|Bruce + Jana photo credit|
Thomas Dolby is coming to Ferndale’s Magic Bag Theater (moved Royal Oak Music Theater) this Sunday with a trifecta of a show. Part film, Q & A and concert performance, his tour is the culmination of Thomas taking his music and creativity to the next level and giving his fans a truly unique experience. Being a fan of Thomas Dolby since the early 80’s and having continued to follow his career, talking with him I found him to be amiable while dropping hints of his tremendous talent and intellect.
MCB: Your almost midway through the tour, how has it been going?
TD: It’s going very well. There are 3 parts to the show. The first part is the film portion, the middle part is a Q & A with special guests and the last part is made up of songs. It’s quite a well-rounded program and while people don’t know quite to expect from this kind of show it seems to be working rather well.
MCB: I read that you really like playing the Detroit area, what do you like about it?
TD: I am very fond of Detroit. I like the people and I think it’s a good city. The sadness I have about my lighthouse, there’s a similarity to Detroit. And despite the best efforts, I see the city struggling. I see a sort of kindred spirit there.
MCB: Can you tell me more about the show on Sunday?
TD: Yes, I’m going to be interviewed by a graphic artist, Paul Sizer, who has worked with me on the graphics and game that I’ve done for this album and he’s a fascinating artist. We do a Q & A section in the middle of the show where I’ve had local people at each tour stop interview me. The feel of it is kind of like Inside the Actors Studio and we go off in a conversation that way. Also, onstage with me is Blake Leyh, a very fine sound designer, and between us we do the score and live sound effects for the film.
MCB: When I’ve seen you play in the past you told anecdotes about your life, but this time it seems you’re getting more personal with the audience this tour, why and what has the response been?
TD: Well, with the the film is more of a collective comment. It’s very impressionistic, with 6 songs drawn from my entire catalog during it. It really kind of explains how I am very strongly influenced by geography, history and the environment of where I live and the atmosphere. I don’t try to explain it documentary style, it’s more poetic. I think I make it loose enough for people to impose their own memories in with it. It’s really an exploration of my childhood memories of the lighthouse but with other interesting stories linked in. For example, the lighthouse crops up in the case of a most famous UFO sighting.
MCB: You’ve always been a tinkerer where does that come from?
TD: Yes, well I have a short attention span. I’m not a scientist, I just like flashes of creative exploration like when I play around with devices. I love messing around with new things. I think the fact that I chose film this time around as the medium of this piece is a reflection me toying with technology that has become very accessible. Equipment that used to be very expensive has now come down to street level and that’s a great opportunity for me to plunge in and fool around and see what I can do with it. It’s the same case with music, suddenly you can make a record without a music label and a budget.
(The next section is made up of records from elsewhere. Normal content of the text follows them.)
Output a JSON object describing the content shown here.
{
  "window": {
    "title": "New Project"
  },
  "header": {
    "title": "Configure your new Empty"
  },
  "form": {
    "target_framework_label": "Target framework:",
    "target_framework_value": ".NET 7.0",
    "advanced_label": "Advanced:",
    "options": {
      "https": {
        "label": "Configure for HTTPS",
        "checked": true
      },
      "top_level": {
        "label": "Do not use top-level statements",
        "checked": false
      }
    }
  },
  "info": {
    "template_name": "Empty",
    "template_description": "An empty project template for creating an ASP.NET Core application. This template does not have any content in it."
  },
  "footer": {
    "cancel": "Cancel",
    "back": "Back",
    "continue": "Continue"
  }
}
MCB: Is there a downside to getting tools and technology freely into the hands of everybody?
TD: With the arrival of an affordable technology it may not fill in the fundamentals. With Garageband in 10 minutes you can feel like you’re making some sophisticated music. The problem is there are 10,000 other people in the world making that same exact combination of loops and thinking they are making brilliant music as well. So it does unleash a lot of mediocrity, but you have to believe it’s going reveal a diamond in the rough. To find it you have to go underneath it. Kids have an amazing ability to drill down into a world like this and come up with a new way of using it that has never been done. They are making amazing sounds I’ve never heard before.
MCB: I see 2 sides to you one very social and the other a more desolate person…
TD: Desolate is may be too strong a word but I do like my solitude and my own company. When I am up on stage I’m a bit of an exhibitionist but ‘m actually quite introverted.
MCB: You have had chart topping hits, successful business ventures, and more. What do you tell young people today about what defines a satisfying life?
TD: Getting yourself into a position where you can pursue your art and your creativity without being at the whim of a label or an individual is the idea of success for me. So many people, in order to pay for the privilege of being an artist sort have to bite the bullet and make compromises that fit somebody else’s definitions. I’ve been working the last 5 -6 years on what I want to without paying heed from others. That to me is success and I wouldn’t trade it off for being one’s errand boy while having a lot of commercial success and making a ton of money. I always set off to emulate my heroes growing up, people like Captain Beefhart, Dan Hicks and Joni Mitchell. These were people that were not at the top of the charts but were still highly acclaimed. I feel I’m at the point in my life where I’m doing exactly the work I want to do while also doing some of the best work of my career.
MCB: What’s next for you after the tour?
TD: I really don’t have a clue yet. I feel I’ve been very self-centered the past years, my album, my tour. I think I’m due for some collaboration, maybe work with some contemporary artists. In the old days I did this with Prefab Sprout and others. I feel it really enriched me as an artist in the 80’s and 90’s.
This post by Mikel OD of MPAD Media